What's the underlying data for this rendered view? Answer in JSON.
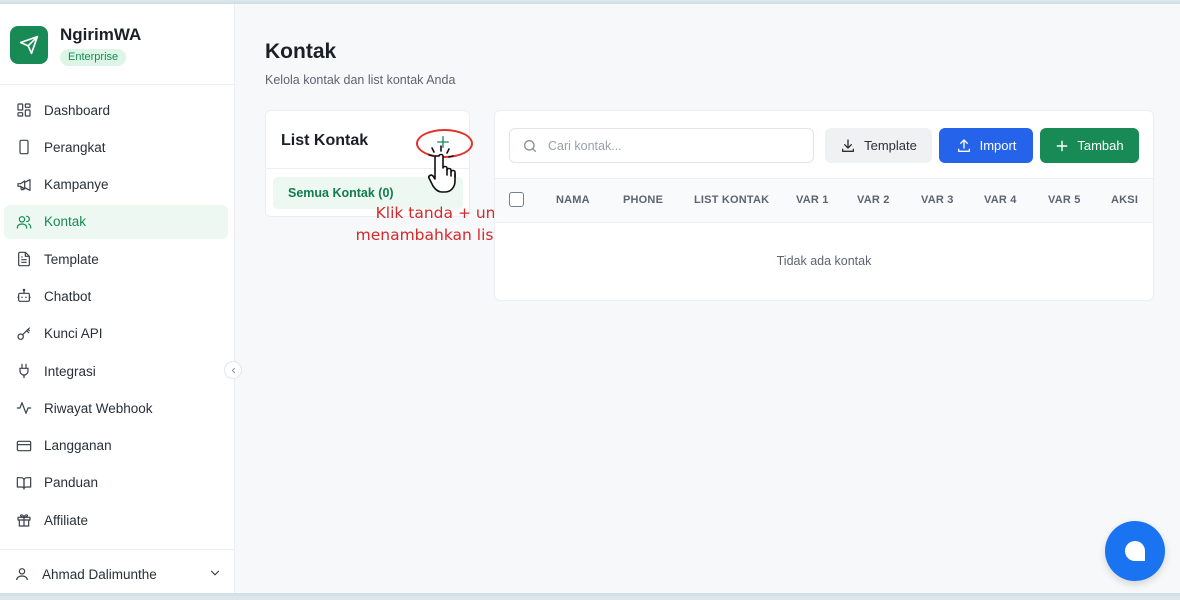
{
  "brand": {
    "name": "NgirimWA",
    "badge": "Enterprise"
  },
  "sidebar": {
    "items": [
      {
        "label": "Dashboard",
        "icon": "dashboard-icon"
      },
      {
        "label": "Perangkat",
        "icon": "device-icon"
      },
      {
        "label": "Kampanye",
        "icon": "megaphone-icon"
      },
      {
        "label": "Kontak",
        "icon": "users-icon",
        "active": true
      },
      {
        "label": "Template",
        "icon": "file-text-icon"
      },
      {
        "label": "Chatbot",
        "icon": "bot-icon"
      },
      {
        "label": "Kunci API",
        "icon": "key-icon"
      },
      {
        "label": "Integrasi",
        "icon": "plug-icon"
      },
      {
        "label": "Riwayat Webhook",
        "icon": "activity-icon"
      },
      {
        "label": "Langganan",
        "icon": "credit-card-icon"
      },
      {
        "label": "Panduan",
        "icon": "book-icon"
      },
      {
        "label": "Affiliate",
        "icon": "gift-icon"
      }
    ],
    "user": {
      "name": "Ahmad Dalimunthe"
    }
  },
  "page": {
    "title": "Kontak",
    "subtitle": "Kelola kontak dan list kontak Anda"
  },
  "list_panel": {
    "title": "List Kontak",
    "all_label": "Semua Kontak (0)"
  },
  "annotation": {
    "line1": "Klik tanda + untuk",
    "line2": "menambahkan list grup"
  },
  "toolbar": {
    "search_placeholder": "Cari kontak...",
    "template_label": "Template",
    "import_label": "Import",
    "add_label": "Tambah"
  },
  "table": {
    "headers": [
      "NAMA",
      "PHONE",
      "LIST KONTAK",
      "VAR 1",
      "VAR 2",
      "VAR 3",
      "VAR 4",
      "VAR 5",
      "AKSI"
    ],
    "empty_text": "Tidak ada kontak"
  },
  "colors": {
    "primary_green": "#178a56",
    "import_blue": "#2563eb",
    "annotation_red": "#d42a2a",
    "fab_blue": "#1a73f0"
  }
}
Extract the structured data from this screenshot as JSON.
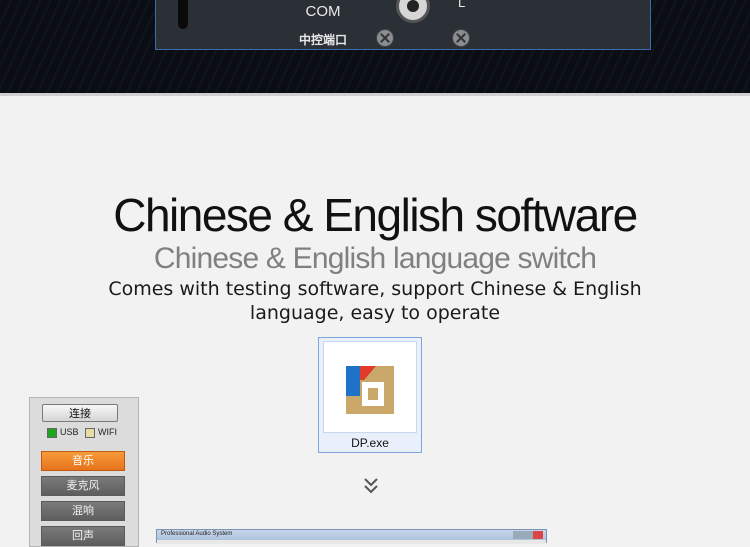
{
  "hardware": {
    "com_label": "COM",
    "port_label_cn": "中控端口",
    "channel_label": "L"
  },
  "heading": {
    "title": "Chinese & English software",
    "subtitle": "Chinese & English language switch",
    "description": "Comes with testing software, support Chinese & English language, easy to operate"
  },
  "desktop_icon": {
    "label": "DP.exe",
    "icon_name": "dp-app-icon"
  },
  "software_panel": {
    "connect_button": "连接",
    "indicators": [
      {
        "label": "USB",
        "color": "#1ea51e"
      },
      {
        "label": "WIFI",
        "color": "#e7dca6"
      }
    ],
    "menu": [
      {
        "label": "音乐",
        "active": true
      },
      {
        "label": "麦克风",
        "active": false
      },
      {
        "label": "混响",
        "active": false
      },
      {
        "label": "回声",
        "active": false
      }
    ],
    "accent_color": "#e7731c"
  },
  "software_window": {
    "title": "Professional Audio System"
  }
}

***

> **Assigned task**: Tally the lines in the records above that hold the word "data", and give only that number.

> **Written reply**: 2